"That's when I started to think: 'Come on! Hong Kong people need some laughs'," Tsang says. And 2013 will see more competition among local festive comedies, with old rival Raymond Wong's Hotel Deluxe and Stephen Chow Sing-chi's much anticipated Journey to the West: Conquering the Demons due to open on the same day as I Love Hong Kong 2013. Looking at his rivals this year, Tsang says: "Wong is an old friend and we more or less know what to expect from each other. As for Chow … I am looking forward to what he comes up with."
Another commitment he has made to the Hong Kong film industry is to offer help and opportunities to young talent. "Young directors are so creative and in tune with society, but I always have to remind them not to think like a big director breaking into the mainland market.
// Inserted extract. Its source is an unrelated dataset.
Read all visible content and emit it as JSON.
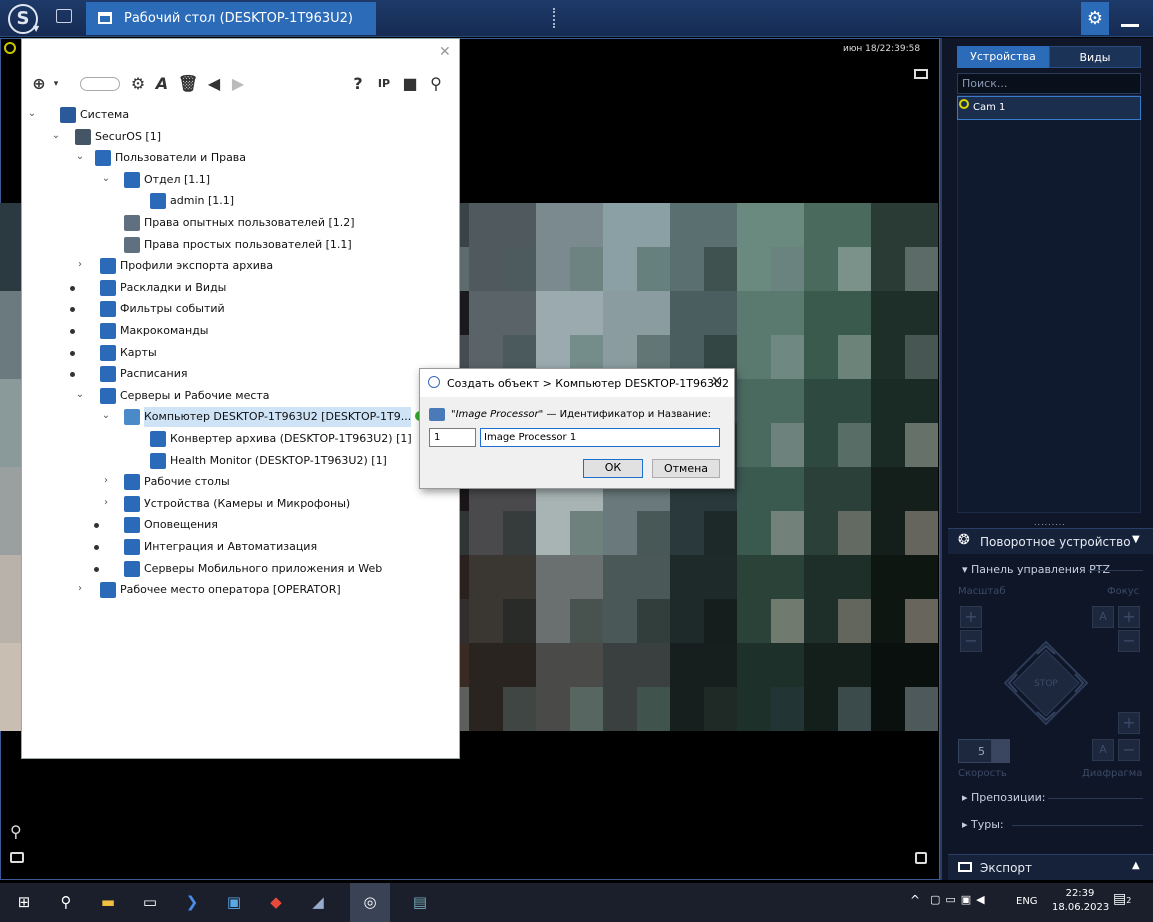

Make films for the local market first. I dare to help you find an investor for any genre or story, as long as it can be made cheaply."
This influence of Tsang - who turns 60 in April - is not restricted to the Hong Kong entertainment industry. A member of the Guangzhou Chinese People's Political Consultative Conference, he hopes to realise a "Hollywood studio city in the south of China". For him, the ideal location for this project is Nansha, a newly developed area in Guangdong province. It has the potential to become the counterpart to Zhejiang's Hengdian World Studios, where most mainland and Hong Kong films are shot these days.
Tsang sees the project as a good chance to push forward the entertainment and cultural industry of Hong Kong and Guangdong. But equally important, he says, is the convenience for the crew.
"The [extreme] weather in Hengdian is just annoying ... whether in summer or winter," he says. "How perfect would it be if we could finish a day's shooting, cross the river and go home for a good night's sleep?"
I Love HK 2013 opens on Thursday